I am not surprised that an author who rejects academic authority has apparently also rejected editing. (Was this self-published?)
Noahangelbob on March 8th, 2014 08:29 pm (UTC)
Nope, not self-published. Nassim Taleb is a significant author with a big publisher and a previous bestseller ("The Black Swan"), oddly enough.

He just... writes really poorly for somebody matching that description.

The back cover quotes the Wall Street Journal saying his writing is as much Stephen Colbert as (lofty academic whose name I'm forgetting).

That's... not as far off as I'd like. Not just the occasional silliness, but the sort of semi-insane aggressive disrespect for the common perception of reality.

Don't get me wrong, the common perception of reality has flaws. But redefining your own reality and *not telling the reader how* makes a book very, very difficult to follow.

I don't have to agree with a Southern Baptist or a Libertarian tax-refuser, but I can read either one if I know I'm doing so. Reading somebody equally weird with no clue about their specific biases is much harder.
Rachel: Samuraimiss_mimsy on March 9th, 2014 01:25 am (UTC)
Reading a book like that on a kindle (or other electronic device) has been worthwhile and edifying. Doing it in paper, I doubt I would have made it past the first chapter.

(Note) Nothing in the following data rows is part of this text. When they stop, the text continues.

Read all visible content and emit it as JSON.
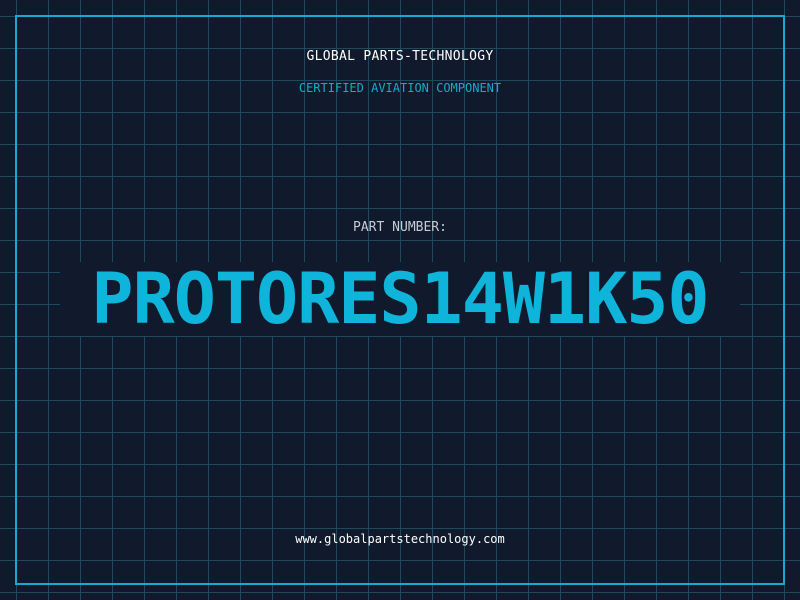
{
  "header": {
    "company": "GLOBAL PARTS-TECHNOLOGY",
    "subtitle": "CERTIFIED AVIATION COMPONENT"
  },
  "part": {
    "label": "PART NUMBER:",
    "number": "PROTORES14W1K50"
  },
  "footer": {
    "website": "www.globalpartstechnology.com"
  },
  "colors": {
    "background": "#111a2d",
    "grid": "#1f4a5c",
    "accent": "#1aa8cc",
    "part_number": "#0fb4da",
    "text": "#ffffff"
  }
}
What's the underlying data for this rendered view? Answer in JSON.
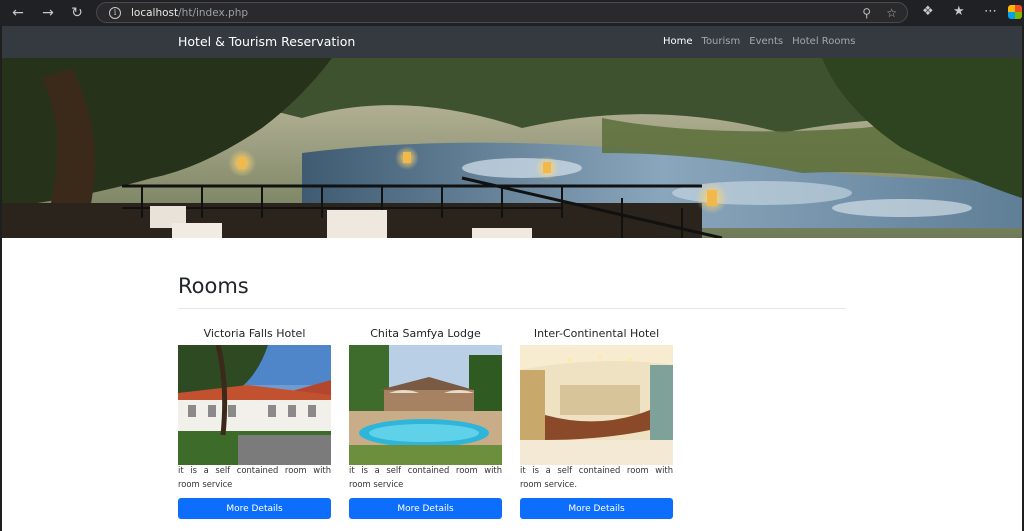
{
  "browser": {
    "url_host": "localhost",
    "url_path": "/ht/index.php"
  },
  "site": {
    "brand": "Hotel & Tourism Reservation",
    "nav": [
      {
        "label": "Home",
        "active": true
      },
      {
        "label": "Tourism",
        "active": false
      },
      {
        "label": "Events",
        "active": false
      },
      {
        "label": "Hotel Rooms",
        "active": false
      }
    ]
  },
  "main": {
    "title": "Rooms",
    "rooms": [
      {
        "name": "Victoria Falls Hotel",
        "description": "it is a self contained room with room service",
        "button": "More Details"
      },
      {
        "name": "Chita Samfya Lodge",
        "description": "it is a self contained room with room service",
        "button": "More Details"
      },
      {
        "name": "Inter-Continental Hotel",
        "description": "it is a self contained room with room service.",
        "button": "More Details"
      }
    ]
  },
  "colors": {
    "navbar": "#343a40",
    "button": "#0d6efd"
  }
}
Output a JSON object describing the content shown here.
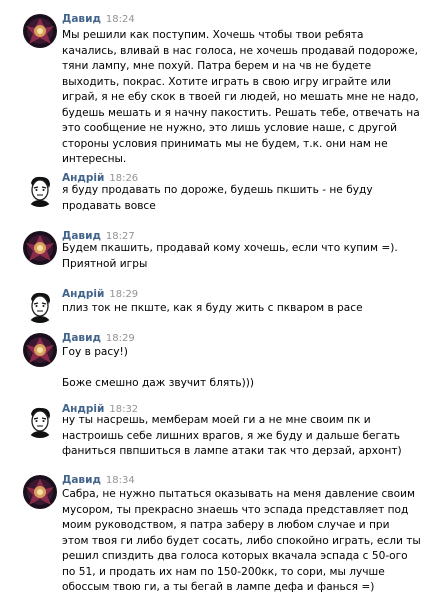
{
  "messages": [
    {
      "author": "Давид",
      "time": "18:24",
      "avatar": "david-avatar",
      "lines": [
        "Мы решили как поступим. Хочешь чтобы твои ребята",
        "качались, вливай в нас голоса, не хочешь продавай подороже,",
        "тяни лампу, мне похуй. Патра берем и на чв не будете",
        "выходить, покрас. Хотите играть в свою игру играйте или",
        "играй, я не ебу скок в твоей ги людей, но мешать мне не надо,",
        "будешь мешать и я начну пакостить. Решать тебе, отвечать на",
        "это сообщение не нужно, это лишь условие наше, с другой",
        "стороны условия принимать мы не будем, т.к. они нам не",
        "интересны."
      ]
    },
    {
      "author": "Андрій",
      "time": "18:26",
      "avatar": "andrii-avatar",
      "lines": [
        "я буду продавать по дороже, будешь пкшить - не буду",
        "продавать вовсе"
      ]
    },
    {
      "author": "Давид",
      "time": "18:27",
      "avatar": "david-avatar",
      "lines": [
        "Будем пкашить, продавай кому хочешь, если что купим =).",
        "Приятной игры"
      ]
    },
    {
      "author": "Андрій",
      "time": "18:29",
      "avatar": "andrii-avatar",
      "lines": [
        "плиз ток не пкште, как я буду жить с пкваром в расе"
      ]
    },
    {
      "author": "Давид",
      "time": "18:29",
      "avatar": "david-avatar",
      "lines": [
        "Гоу в расу!)",
        "",
        "Боже смешно даж звучит блять)))"
      ]
    },
    {
      "author": "Андрій",
      "time": "18:32",
      "avatar": "andrii-avatar",
      "lines": [
        "ну ты насрешь, мемберам моей ги а не мне своим пк и",
        "настроишь себе лишних врагов, я же буду и дальше бегать",
        "фаниться пвпшиться в лампе атаки так что дерзай, архонт)"
      ]
    },
    {
      "author": "Давид",
      "time": "18:34",
      "avatar": "david-avatar",
      "lines": [
        "Сабра, не нужно пытаться оказывать на меня давление своим",
        "мусором, ты прекрасно знаешь что эспада представляет под",
        "моим руководством, я патра заберу в любом случае и при",
        "этом твоя ги либо будет сосать, либо спокойно играть, если ты",
        "решил спиздить два голоса которых вкачала эспада с 50-ого",
        "по 51, и продать их нам по 150-200кк, то сори, мы лучше",
        "обоссым твою ги, а ты бегай в лампе дефа и фанься =)"
      ]
    }
  ]
}
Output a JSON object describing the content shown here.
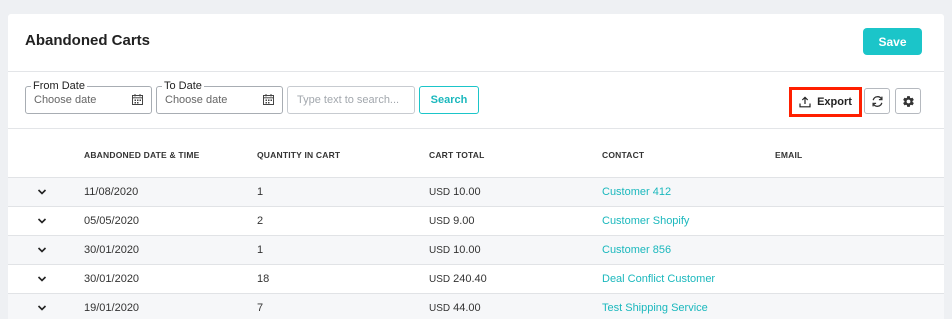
{
  "header": {
    "title": "Abandoned Carts",
    "save_label": "Save"
  },
  "toolbar": {
    "from_date": {
      "label": "From Date",
      "placeholder": "Choose date"
    },
    "to_date": {
      "label": "To Date",
      "placeholder": "Choose date"
    },
    "search": {
      "placeholder": "Type text to search...",
      "value": ""
    },
    "search_button": "Search",
    "export_label": "Export",
    "highlight_color": "#ff1f00",
    "accent_color": "#1bc5c9",
    "icons": [
      "calendar-icon",
      "upload-icon",
      "refresh-icon",
      "gear-icon",
      "chevron-down-icon"
    ]
  },
  "table": {
    "columns": [
      "ABANDONED DATE & TIME",
      "QUANTITY IN CART",
      "CART TOTAL",
      "CONTACT",
      "EMAIL"
    ],
    "rows": [
      {
        "date": "11/08/2020",
        "qty": "1",
        "currency": "USD",
        "total": "10.00",
        "contact": "Customer 412",
        "email": ""
      },
      {
        "date": "05/05/2020",
        "qty": "2",
        "currency": "USD",
        "total": "9.00",
        "contact": "Customer Shopify",
        "email": ""
      },
      {
        "date": "30/01/2020",
        "qty": "1",
        "currency": "USD",
        "total": "10.00",
        "contact": "Customer 856",
        "email": ""
      },
      {
        "date": "30/01/2020",
        "qty": "18",
        "currency": "USD",
        "total": "240.40",
        "contact": "Deal Conflict Customer",
        "email": ""
      },
      {
        "date": "19/01/2020",
        "qty": "7",
        "currency": "USD",
        "total": "44.00",
        "contact": "Test Shipping Service",
        "email": ""
      }
    ]
  }
}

However, the historic references wouldn't have been a problem, although some of the vocabulary would have been. I may have to consider this book during the summer.
Noahangelbob on March 9th, 2014 05:25 am (UTC)
I can see how it might be better on Kindle if you assume Kindle == "to skim".

Otherwise it would be harder, at least for me -- I find a laptop is much better for "book in one hand, a keyboard and Google at the ready."

Then it's fine as long as I don't get too sucked into a single Wikipedia entry and go back to the book reasonably promptly.
rbusrbus on March 13th, 2014 08:59 pm (UTC)
My little kindle-bug has a pretty good built-in dictionary, but wouldn't get all those words.

Kudos on reading the book - I would've never made it. I detest people who write with lots of words that 99% of everyone won't understand. One, every once in a while, is good for the soul. Too many pisses me off as just so much bushwazee bullshit.

Though, I get the same feeling reading turn-of-the-century and older fiction and autobiographies. Lots of words I don't understand. Still, those words were in mostly common use, back then. It's just that we've stopped using them!
Cool-Mantg2k on March 17th, 2014 12:18 am (UTC)
I had forgotten about this post until looking back over LJ just now. I was in a course last week in which the term "anti-fragile" came up in discussing software architecture. I think the instructor (Juval Lowy) may have borrowed the term from this book.
Noahangelbob on March 17th, 2014 12:22 am (UTC)
Very likely. There's not a good term for this other than Taleb's that I know of.